Page and application data records
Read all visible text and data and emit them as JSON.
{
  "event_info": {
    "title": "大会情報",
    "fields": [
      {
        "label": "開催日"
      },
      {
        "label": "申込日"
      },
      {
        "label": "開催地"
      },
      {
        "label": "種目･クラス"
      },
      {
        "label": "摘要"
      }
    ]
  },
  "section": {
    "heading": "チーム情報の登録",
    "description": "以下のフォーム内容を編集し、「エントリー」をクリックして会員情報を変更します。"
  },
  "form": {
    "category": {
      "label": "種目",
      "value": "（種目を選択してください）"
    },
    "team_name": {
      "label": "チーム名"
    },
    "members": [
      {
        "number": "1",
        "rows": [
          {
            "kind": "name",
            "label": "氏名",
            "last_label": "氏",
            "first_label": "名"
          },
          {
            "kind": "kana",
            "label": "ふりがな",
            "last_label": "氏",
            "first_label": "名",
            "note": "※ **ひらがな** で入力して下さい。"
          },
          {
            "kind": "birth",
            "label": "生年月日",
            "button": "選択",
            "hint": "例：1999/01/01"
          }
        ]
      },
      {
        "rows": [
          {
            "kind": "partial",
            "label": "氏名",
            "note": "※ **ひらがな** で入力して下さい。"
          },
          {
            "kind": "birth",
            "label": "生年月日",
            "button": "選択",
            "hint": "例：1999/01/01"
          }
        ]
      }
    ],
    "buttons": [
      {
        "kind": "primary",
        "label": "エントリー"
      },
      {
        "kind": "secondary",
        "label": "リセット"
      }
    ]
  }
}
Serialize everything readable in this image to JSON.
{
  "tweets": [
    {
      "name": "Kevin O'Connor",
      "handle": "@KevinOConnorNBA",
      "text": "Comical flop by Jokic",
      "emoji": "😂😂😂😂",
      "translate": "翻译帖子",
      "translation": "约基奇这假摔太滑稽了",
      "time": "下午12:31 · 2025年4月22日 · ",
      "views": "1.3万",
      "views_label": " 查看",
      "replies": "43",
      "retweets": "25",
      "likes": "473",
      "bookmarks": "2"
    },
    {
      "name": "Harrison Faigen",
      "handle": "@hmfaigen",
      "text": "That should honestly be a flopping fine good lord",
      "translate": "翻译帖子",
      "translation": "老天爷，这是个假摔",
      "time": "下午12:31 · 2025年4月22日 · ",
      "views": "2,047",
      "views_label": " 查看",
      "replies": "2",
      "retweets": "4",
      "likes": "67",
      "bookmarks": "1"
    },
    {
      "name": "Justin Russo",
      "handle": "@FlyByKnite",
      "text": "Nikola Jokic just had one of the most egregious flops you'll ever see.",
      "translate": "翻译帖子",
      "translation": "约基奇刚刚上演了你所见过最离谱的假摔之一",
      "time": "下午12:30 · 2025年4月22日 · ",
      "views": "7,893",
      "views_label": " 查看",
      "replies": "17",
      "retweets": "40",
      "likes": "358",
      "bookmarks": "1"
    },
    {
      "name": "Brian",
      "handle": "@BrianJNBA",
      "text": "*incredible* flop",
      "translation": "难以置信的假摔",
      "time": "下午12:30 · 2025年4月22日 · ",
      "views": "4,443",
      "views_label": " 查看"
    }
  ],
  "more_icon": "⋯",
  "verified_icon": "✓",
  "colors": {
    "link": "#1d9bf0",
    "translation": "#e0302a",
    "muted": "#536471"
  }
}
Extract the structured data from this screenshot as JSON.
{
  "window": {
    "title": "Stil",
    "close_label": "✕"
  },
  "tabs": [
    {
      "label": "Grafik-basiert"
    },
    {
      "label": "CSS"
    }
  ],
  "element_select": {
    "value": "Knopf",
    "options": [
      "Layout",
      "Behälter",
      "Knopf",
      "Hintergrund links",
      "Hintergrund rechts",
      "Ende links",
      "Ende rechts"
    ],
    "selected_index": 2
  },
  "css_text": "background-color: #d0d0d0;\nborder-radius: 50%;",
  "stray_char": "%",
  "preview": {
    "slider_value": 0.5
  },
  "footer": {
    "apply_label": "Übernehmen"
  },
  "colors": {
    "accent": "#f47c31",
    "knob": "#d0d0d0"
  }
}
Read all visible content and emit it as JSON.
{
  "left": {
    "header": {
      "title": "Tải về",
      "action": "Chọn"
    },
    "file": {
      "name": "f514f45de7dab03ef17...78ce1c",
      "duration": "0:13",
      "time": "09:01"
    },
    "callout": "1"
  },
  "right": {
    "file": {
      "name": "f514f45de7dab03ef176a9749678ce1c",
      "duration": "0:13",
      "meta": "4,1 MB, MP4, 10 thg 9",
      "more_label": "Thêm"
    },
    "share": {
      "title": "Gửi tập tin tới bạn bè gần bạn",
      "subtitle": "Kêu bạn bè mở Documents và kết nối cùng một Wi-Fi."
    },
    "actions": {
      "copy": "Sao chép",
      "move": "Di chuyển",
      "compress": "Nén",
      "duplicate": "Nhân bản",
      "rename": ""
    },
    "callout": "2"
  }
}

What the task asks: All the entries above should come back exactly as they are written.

Solution to this task:
Read all visible text and data and emit them as JSON.
{
  "event_info": {
    "title": "大会情報",
    "fields": [
      {
        "label": "開催日"
      },
      {
        "label": "申込日"
      },
      {
        "label": "開催地"
      },
      {
        "label": "種目･クラス"
      },
      {
        "label": "摘要"
      }
    ]
  },
  "section": {
    "heading": "チーム情報の登録",
    "description": "以下のフォーム内容を編集し、「エントリー」をクリックして会員情報を変更します。"
  },
  "form": {
    "category": {
      "label": "種目",
      "value": "（種目を選択してください）"
    },
    "team_name": {
      "label": "チーム名"
    },
    "members": [
      {
        "number": "1",
        "rows": [
          {
            "kind": "name",
            "label": "氏名",
            "last_label": "氏",
            "first_label": "名"
          },
          {
            "kind": "kana",
            "label": "ふりがな",
            "last_label": "氏",
            "first_label": "名",
            "note": "※ **ひらがな** で入力して下さい。"
          },
          {
            "kind": "birth",
            "label": "生年月日",
            "button": "選択",
            "hint": "例：1999/01/01"
          }
        ]
      },
      {
        "rows": [
          {
            "kind": "partial",
            "label": "氏名",
            "note": "※ **ひらがな** で入力して下さい。"
          },
          {
            "kind": "birth",
            "label": "生年月日",
            "button": "選択",
            "hint": "例：1999/01/01"
          }
        ]
      }
    ],
    "buttons": [
      {
        "kind": "primary",
        "label": "エントリー"
      },
      {
        "kind": "secondary",
        "label": "リセット"
      }
    ]
  }
}
Serialize everything readable in this image to JSON.
{
  "tweets": [
    {
      "name": "Kevin O'Connor",
      "handle": "@KevinOConnorNBA",
      "text": "Comical flop by Jokic",
      "emoji": "😂😂😂😂",
      "translate": "翻译帖子",
      "translation": "约基奇这假摔太滑稽了",
      "time": "下午12:31 · 2025年4月22日 · ",
      "views": "1.3万",
      "views_label": " 查看",
      "replies": "43",
      "retweets": "25",
      "likes": "473",
      "bookmarks": "2"
    },
    {
      "name": "Harrison Faigen",
      "handle": "@hmfaigen",
      "text": "That should honestly be a flopping fine good lord",
      "translate": "翻译帖子",
      "translation": "老天爷，这是个假摔",
      "time": "下午12:31 · 2025年4月22日 · ",
      "views": "2,047",
      "views_label": " 查看",
      "replies": "2",
      "retweets": "4",
      "likes": "67",
      "bookmarks": "1"
    },
    {
      "name": "Justin Russo",
      "handle": "@FlyByKnite",
      "text": "Nikola Jokic just had one of the most egregious flops you'll ever see.",
      "translate": "翻译帖子",
      "translation": "约基奇刚刚上演了你所见过最离谱的假摔之一",
      "time": "下午12:30 · 2025年4月22日 · ",
      "views": "7,893",
      "views_label": " 查看",
      "replies": "17",
      "retweets": "40",
      "likes": "358",
      "bookmarks": "1"
    },
    {
      "name": "Brian",
      "handle": "@BrianJNBA",
      "text": "*incredible* flop",
      "translation": "难以置信的假摔",
      "time": "下午12:30 · 2025年4月22日 · ",
      "views": "4,443",
      "views_label": " 查看"
    }
  ],
  "more_icon": "⋯",
  "verified_icon": "✓",
  "colors": {
    "link": "#1d9bf0",
    "translation": "#e0302a",
    "muted": "#536471"
  }
}
Extract the structured data from this screenshot as JSON.
{
  "window": {
    "title": "Stil",
    "close_label": "✕"
  },
  "tabs": [
    {
      "label": "Grafik-basiert"
    },
    {
      "label": "CSS"
    }
  ],
  "element_select": {
    "value": "Knopf",
    "options": [
      "Layout",
      "Behälter",
      "Knopf",
      "Hintergrund links",
      "Hintergrund rechts",
      "Ende links",
      "Ende rechts"
    ],
    "selected_index": 2
  },
  "css_text": "background-color: #d0d0d0;\nborder-radius: 50%;",
  "stray_char": "%",
  "preview": {
    "slider_value": 0.5
  },
  "footer": {
    "apply_label": "Übernehmen"
  },
  "colors": {
    "accent": "#f47c31",
    "knob": "#d0d0d0"
  }
}
Read all visible content and emit it as JSON.
{
  "left": {
    "header": {
      "title": "Tải về",
      "action": "Chọn"
    },
    "file": {
      "name": "f514f45de7dab03ef17...78ce1c",
      "duration": "0:13",
      "time": "09:01"
    },
    "callout": "1"
  },
  "right": {
    "file": {
      "name": "f514f45de7dab03ef176a9749678ce1c",
      "duration": "0:13",
      "meta": "4,1 MB, MP4, 10 thg 9",
      "more_label": "Thêm"
    },
    "share": {
      "title": "Gửi tập tin tới bạn bè gần bạn",
      "subtitle": "Kêu bạn bè mở Documents và kết nối cùng một Wi-Fi."
    },
    "actions": {
      "copy": "Sao chép",
      "move": "Di chuyển",
      "compress": "Nén",
      "duplicate": "Nhân bản",
      "rename": ""
    },
    "callout": "2"
  }
}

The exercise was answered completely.